San Francisco is making waves.
Last week the city’s board of supervisors approved a measure that would ban the sale of bottled water at events held on city property. Supervisor David Chiu, who authored the legislation, noted dryly “not long ago, our world was not addicted to plastic water bottles . . . Before (the 1990s), for centuries, everybody managed to stay hydrated.”
To be fair, (and to have some Massachusetts pride), it is worth mentioning that Concord had an earlier bottled water ban than San Francisco. There is also a growing movement at universities and colleges for these bans, and some national parks are also banning the bottle.
I salute Mr. Chiu and the other proponents of these measures nationwide. Having spent the last few weeks in Bali, the evidence of the increase in use of these bottles in the form of the empties strewn all over the beaches and landscape was very disheartening.
And while I would like to believe that this is a third-world problem, the truth is that the United States is the number one consumer of bottled water. The average American drinks 167 bottles of water per year, claiming more consumption of bottled water than milk or even (surprising in my household) beer.
This translates into more than 50 billion plastic water bottles annually used in America and, of those, only 23 per cent are recycled. However, beyond the problem of trash, the production of this product is an incredible drain on very valuable resources.
It takes approximately 17 million barrels of oil per year to quench American’s thirst for this particular product. That amount of oil could fuel 1.3 million vehicles or power 190,000 homes. And to make matters worse, that amount of oil used doesn’t include the fuel needed to transport the bottles of water to a store near you.
Those resources may be water under the bridge, but with the global consumption of bottled water increasing by 10 per cent per year, our problems could go deeper than the nearest aquifer.
Perhaps even more disconcerting about the popularity of bottled water is the fact that we have been duped into buying something that is freely available. Consider the cost and origin of bottled water.
The largest two purveyors of bottled water, with a 25 per cent market share, are using municipal water sources. Further estimates suggest that at least half of bottled water comes from a community tap. But the markup is steep: one analysis notes that bottled water is 560 times more expensive than tap water.
And interestingly, the quality of tap water is arguably better than bottled. Tap water is regulated by the Environmental Protection Agency (EPA), while bottled water is regulated by the Food and Drug Administration (FDA). The EPA tests for E. Coli and has more frequent bacteria testing and mandated reporting, while the FDA falls short in some of these measures.

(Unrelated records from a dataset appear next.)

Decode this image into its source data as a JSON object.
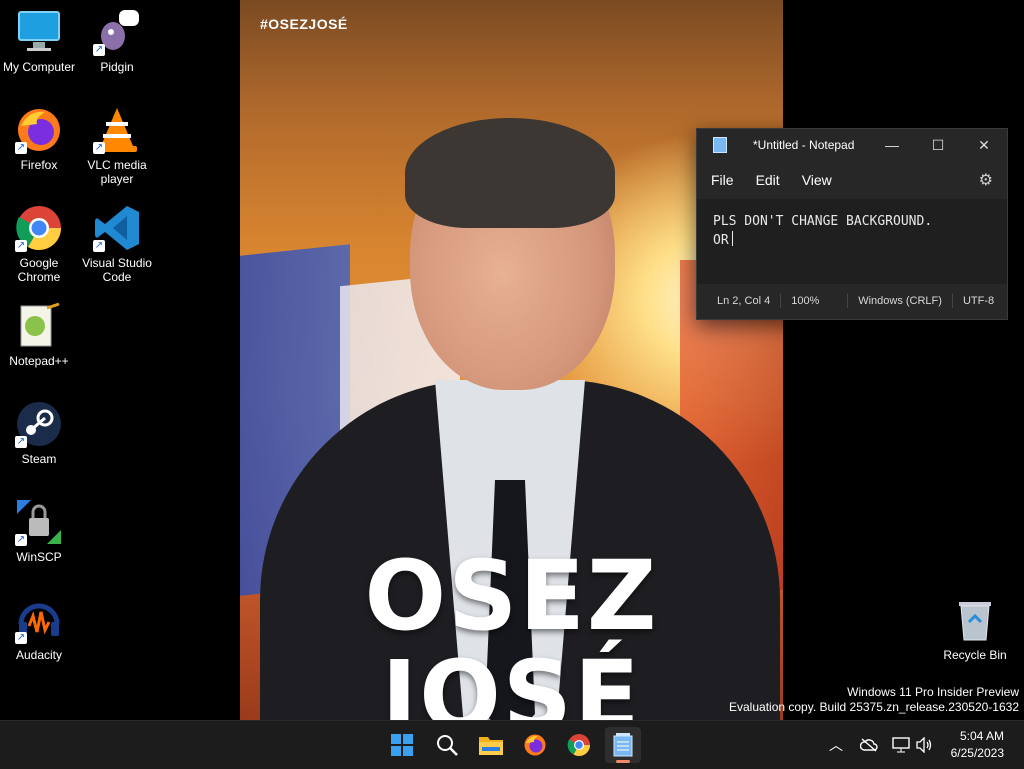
{
  "desktop": {
    "icons": [
      {
        "label": "My Computer",
        "icon": "my-computer-icon"
      },
      {
        "label": "Pidgin",
        "icon": "pidgin-icon"
      },
      {
        "label": "Firefox",
        "icon": "firefox-icon"
      },
      {
        "label": "VLC media player",
        "icon": "vlc-icon"
      },
      {
        "label": "Google Chrome",
        "icon": "chrome-icon"
      },
      {
        "label": "Visual Studio Code",
        "icon": "vscode-icon"
      },
      {
        "label": "Notepad++",
        "icon": "notepad-plus-plus-icon"
      },
      {
        "label": "Steam",
        "icon": "steam-icon"
      },
      {
        "label": "WinSCP",
        "icon": "winscp-icon"
      },
      {
        "label": "Audacity",
        "icon": "audacity-icon"
      },
      {
        "label": "Recycle Bin",
        "icon": "recycle-bin-icon"
      }
    ]
  },
  "wallpaper": {
    "hashtag": "#OSEZJOSÉ",
    "line1": "OSEZ",
    "line2": "JOSÉ"
  },
  "notepad": {
    "title": "*Untitled - Notepad",
    "menu": [
      "File",
      "Edit",
      "View"
    ],
    "content_line1": "PLS DON'T CHANGE BACKGROUND.",
    "content_line2": "OR",
    "status": {
      "position": "Ln 2, Col 4",
      "zoom": "100%",
      "line_ending": "Windows (CRLF)",
      "encoding": "UTF-8"
    }
  },
  "watermark": {
    "line1": "Windows 11 Pro Insider Preview",
    "line2": "Evaluation copy. Build 25375.zn_release.230520-1632"
  },
  "taskbar": {
    "apps": [
      "start-icon",
      "search-icon",
      "file-explorer-icon",
      "firefox-icon",
      "chrome-icon",
      "notepad-icon"
    ],
    "active_app": "notepad-icon"
  },
  "clock": {
    "time": "5:04 AM",
    "date": "6/25/2023"
  },
  "colors": {
    "taskbar_bg": "#1c1c1c",
    "notepad_bg": "#272727",
    "accent_indicator": "#f08a6a"
  }
}
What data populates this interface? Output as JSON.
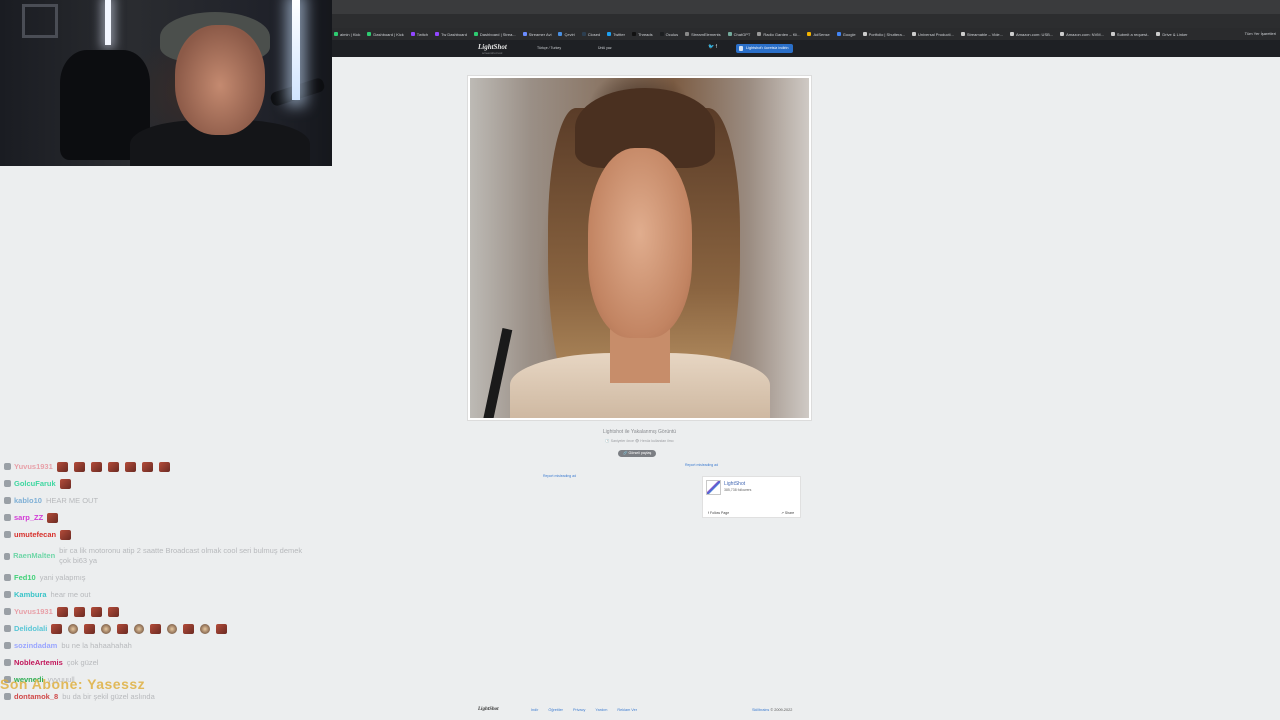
{
  "browser": {
    "bookmarks": [
      "aimin | Kick",
      "Dashboard | Kick",
      "Twitch",
      "Tw Dashboard",
      "Dashboard | Strea...",
      "Streamer Avi",
      "Çeviri",
      "Closed",
      "Twitter",
      "Threads",
      "Oculus",
      "StreamElements",
      "ChatGPT",
      "Radio Garden – Kli...",
      "AdSense",
      "Google",
      "Portfolio | Shuttera...",
      "Universal Producti...",
      "Streamable – Vide...",
      "Amazon.com: USB...",
      "Amazon.com: NVM...",
      "Submit a request..",
      "Drive & Linker"
    ],
    "bookmarks_right": "Tüm Yer İşaretleri",
    "bookmark_colors": [
      "#2ecc71",
      "#2ecc71",
      "#9146ff",
      "#9146ff",
      "#2ecc71",
      "#6b8cff",
      "#4a90e2",
      "#2c3e50",
      "#1da1f2",
      "#111111",
      "#1c1e20",
      "#888888",
      "#74aa9c",
      "#999999",
      "#f4b400",
      "#4285f4",
      "#cccccc",
      "#cccccc",
      "#cccccc",
      "#cccccc",
      "#cccccc",
      "#cccccc",
      "#cccccc"
    ]
  },
  "lightshot": {
    "logo": "LightShot",
    "logo_sub": "screenshot tool",
    "language": "Türkçe / Turkey",
    "header_link": "Ünlü yaz",
    "social": "🐦 f",
    "download_label": "Lightshot'ı ücretsiz indirin",
    "caption": "Lightshot ile Yakalanmış Görüntü",
    "caption_meta": "🕓 Saniyeler önce   👁 Henüz kullanılan ilmo",
    "share_label": "🔗 Görseli paylaş",
    "report_1": "Report misleading ad",
    "report_2": "Report misleading ad",
    "fb": {
      "name": "LightShot",
      "followers": "385,738 followers",
      "follow": "f Follow Page",
      "share": "↗ Share"
    },
    "footer": {
      "logo": "LightShot",
      "links": [
        "Indir",
        "Öğretiler",
        "Privacy",
        "Yardım",
        "Reklam Ver"
      ],
      "copy_link": "Skillbrains",
      "copy_text": " © 2009-2022"
    }
  },
  "chat": [
    {
      "user": "Yuvus1931",
      "color": "#e8a0a8",
      "text": "",
      "emotes": 7
    },
    {
      "user": "GolcuFaruk",
      "color": "#3fd7a1",
      "text": "",
      "emotes": 1
    },
    {
      "user": "kablo10",
      "color": "#7fb0d6",
      "text": "HEAR ME OUT",
      "emotes": 0
    },
    {
      "user": "sarp_ZZ",
      "color": "#d23bd6",
      "text": "",
      "emotes": 1
    },
    {
      "user": "umutefecan",
      "color": "#d7322d",
      "text": "",
      "emotes": 1
    },
    {
      "user": "RaenMalten",
      "color": "#6fd6a8",
      "text": "bir ca lik motoronu atip 2 saatte Broadcast olmak cool seri bulmuş demek çok bi63 ya",
      "emotes": 0
    },
    {
      "user": "Fed10",
      "color": "#44d27a",
      "text": "yani yalapmış",
      "emotes": 0
    },
    {
      "user": "Kambura",
      "color": "#3bc4c8",
      "text": "hear me out",
      "emotes": 0
    },
    {
      "user": "Yuvus1931",
      "color": "#e8a0a8",
      "text": "",
      "emotes": 4
    },
    {
      "user": "Delidolali",
      "color": "#58c6d6",
      "text": "",
      "emotes": 11
    },
    {
      "user": "sozindadam",
      "color": "#9aa6ff",
      "text": "bu ne la hahaahahah",
      "emotes": 0
    },
    {
      "user": "NobleArtemis",
      "color": "#c2185b",
      "text": "çok güzel",
      "emotes": 0
    },
    {
      "user": "wevnedi",
      "color": "#2fae54",
      "text": "yyyuuull",
      "emotes": 0
    },
    {
      "user": "dontamok_8",
      "color": "#d04a4a",
      "text": "bu da bir şekil güzel aslında",
      "emotes": 0
    }
  ],
  "chat_overlay": "Son Abone: Yasessz"
}
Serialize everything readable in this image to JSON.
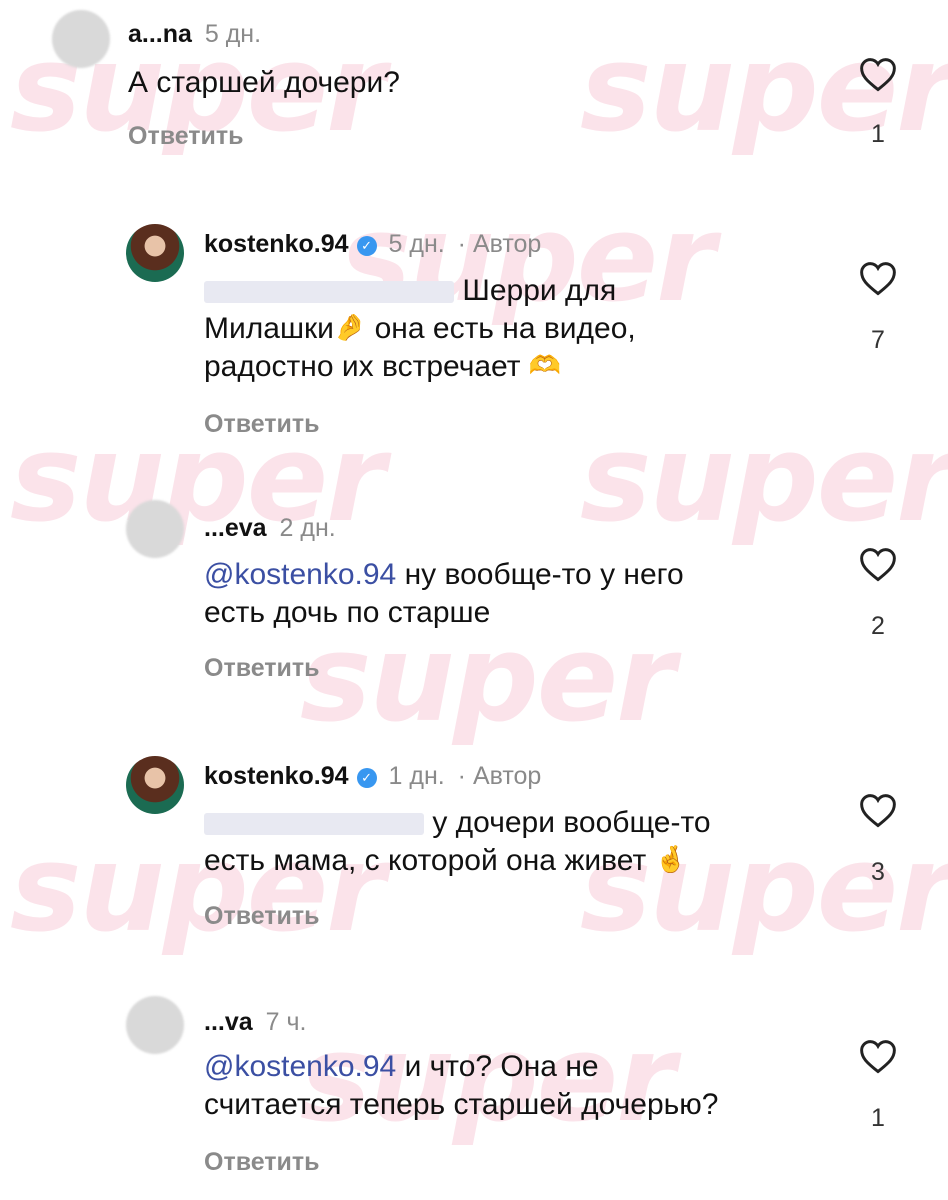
{
  "watermark": "super",
  "comments": [
    {
      "username": "a...na",
      "age": "5 дн.",
      "author_tag": "",
      "mention": "",
      "lines": [
        "А старшей дочери?"
      ],
      "reply_label": "Ответить",
      "likes": "1"
    },
    {
      "username": "kostenko.94",
      "age": "5 дн.",
      "author_tag": "· Автор",
      "mention": "@a...a",
      "lines": [
        "Шерри для",
        "Милашки",
        "она есть на видео,",
        "радостно их встречает"
      ],
      "emojis": [
        "🤌",
        "🫶"
      ],
      "reply_label": "Ответить",
      "likes": "7"
    },
    {
      "username": "...eva",
      "age": "2 дн.",
      "author_tag": "",
      "mention": "@kostenko.94",
      "lines": [
        "ну вообще-то у него",
        "есть дочь по старше"
      ],
      "reply_label": "Ответить",
      "likes": "2"
    },
    {
      "username": "kostenko.94",
      "age": "1 дн.",
      "author_tag": "· Автор",
      "mention": "@...a",
      "lines": [
        "у дочери вообще-то",
        "есть мама, с которой она живет"
      ],
      "emojis": [
        "🤞"
      ],
      "reply_label": "Ответить",
      "likes": "3"
    },
    {
      "username": "...va",
      "age": "7 ч.",
      "author_tag": "",
      "mention": "@kostenko.94",
      "lines": [
        "и что? Она не",
        "считается теперь старшей дочерью?"
      ],
      "reply_label": "Ответить",
      "likes": "1"
    }
  ],
  "icons": {
    "like": "heart-outline-icon",
    "verified": "verified-badge-icon"
  },
  "colors": {
    "mention": "#3b4fa3",
    "watermark": "#fbe3ea",
    "verified": "#3897f0"
  }
}
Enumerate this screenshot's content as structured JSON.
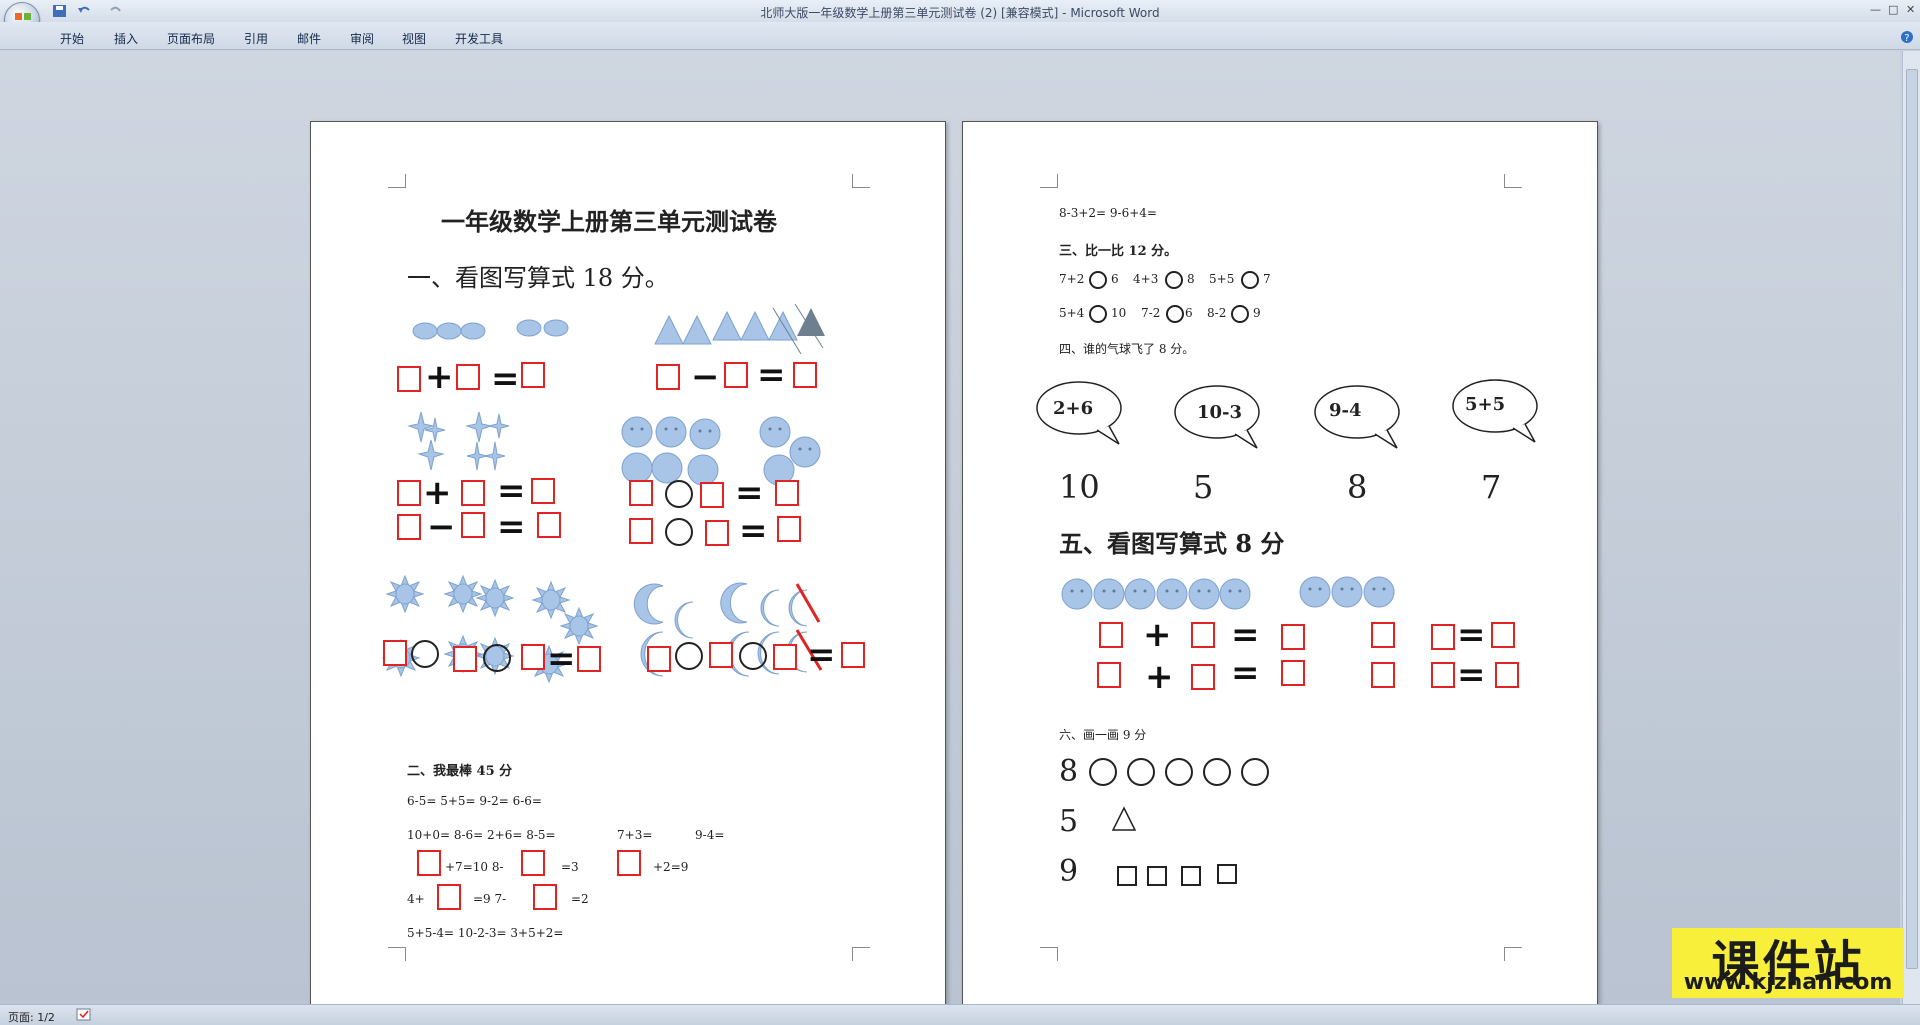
{
  "window": {
    "title": "北师大版一年级数学上册第三单元测试卷 (2) [兼容模式] - Microsoft Word",
    "controls": [
      "—",
      "□",
      "✕"
    ]
  },
  "quick_access": {
    "save_icon": "save-icon",
    "undo_icon": "undo-icon",
    "redo_icon": "redo-icon"
  },
  "ribbon": {
    "tabs": [
      "开始",
      "插入",
      "页面布局",
      "引用",
      "邮件",
      "审阅",
      "视图",
      "开发工具"
    ]
  },
  "page1": {
    "title": "一年级数学上册第三单元测试卷",
    "s1": "一、看图写算式 18 分。",
    "s2": "二、我最棒 45 分",
    "r1": "6-5=   5+5=   9-2=   6-6=",
    "r2a": "10+0=   8-6=   2+6=   8-5=",
    "r2b": "7+3=",
    "r2c": "9-4=",
    "r3a": "+7=10   8-",
    "r3b": "=3",
    "r3c": "+2=9",
    "r4a": "4+",
    "r4b": "=9   7-",
    "r4c": "=2",
    "r5": "5+5-4=   10-2-3=   3+5+2="
  },
  "page2": {
    "r0": "8-3+2=   9-6+4=",
    "s3": "三、比一比 12 分。",
    "c1a": "7+2",
    "c1b": "6",
    "c1c": "4+3",
    "c1d": "8",
    "c1e": "5+5",
    "c1f": "7",
    "c2a": "5+4",
    "c2b": "10",
    "c2c": "7-2",
    "c2d": "6",
    "c2e": "8-2",
    "c2f": "9",
    "s4": "四、谁的气球飞了 8 分。",
    "bubbles": [
      "2+6",
      "10-3",
      "9-4",
      "5+5"
    ],
    "answers": [
      "10",
      "5",
      "8",
      "7"
    ],
    "s5": "五、看图写算式 8 分",
    "s6": "六、画一画 9 分",
    "d1": "8",
    "d2": "5",
    "d3": "9"
  },
  "status": {
    "page": "页面: 1/2"
  },
  "watermark": {
    "title": "课件站",
    "url": "www.kjzhan.com"
  }
}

On the Vineyard, we are blessed with phenomenal drinking water of a quality that can’t be beat. While I know that you can lead a horse to water, but you can’t make her drink, I hope that Islanders will go to the source — our own source — to quench their thirst.
Suzan Bellincampi is director of the Felix Neck Wildlife Sanctuary in Edgartown.